We are also working with the DoD to develop security requirement guides, which apply guidance to an operating system or agnostic device versus a specific mobile device. These guides are a more proactive approach and will allow the department to provide security guidance that will drive development of mobile devices — instead of the current model, which reactively develops security guidance for products that already exist. We want to be agnostic with the appliances that are used from a mobile perspective.
DISA is also leading a limited pilot for mobility, with the goal of achieving a ubiquitous mobile infrastructure. While the pilot is limited in scope, we expect to expand it to include new capabilities and users as it moves forward.
How is DISA addressing a geopolitical shift in needs in the U.S., with the Obama administration looking to quell possible threats from China and the Pacific Rim nations?
We have a vision for our future within U.S. Pacific Command (PACOM), and we are working that in concert with our PACOM mission partners within the J6 (Command, Control, Communications & Computer Systems) community to design the path to build to capacity and capability that is needed.

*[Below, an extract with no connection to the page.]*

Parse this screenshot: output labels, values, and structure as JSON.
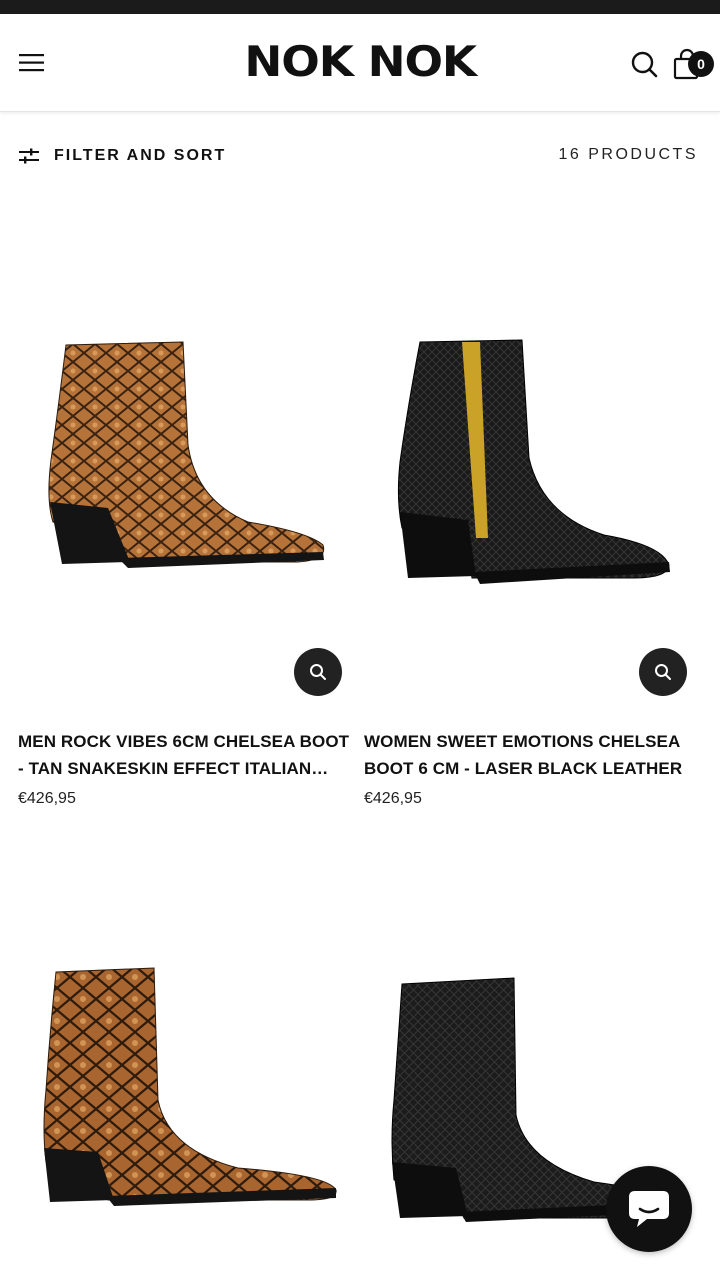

What is the state of DISA’s budget?
The DoD budget reductions certainly affect DISA in various ways. The dominant component of our budget is the Defense Working Capital Fund (DWCF), which is dependent upon the information technology demand of the department and our users. Because those demands are increasing, we do not anticipate a reduction in the DWCF.
On the other hand, operations and maintenance accounts are likely to decline, and we must monitor this area closely as we move forward. Being efficient and helping our users avoid costs is a priority for us. In every area, we must continue to be good stewards of the taxpayers’ dollars, and we are committed to building trust and transparency, as evidenced by the agency having achieved a clean audit opinion for our DWCF and our work towards a clean audit of our general fund.
How is DISA working with the local business community? What partnerships would you like to establish?
While DISA does not establish specific partnerships with businesses, DISA’s office of small business programs meets with local small businesses weekly to discuss their business capabilities and their relation to DISA’s mission. They have also participated in various business events that included the Montgomery County Chamber of Commerce and BRAC Business Initiative (BBI).
Additionally, our new location has opened up new interactions and speaking engagements between DISA personnel and business and civic associations, such as the Fort Meade Alliance, the BWI Business Partnership and the West Anne Arundel County Chamber of Commerce.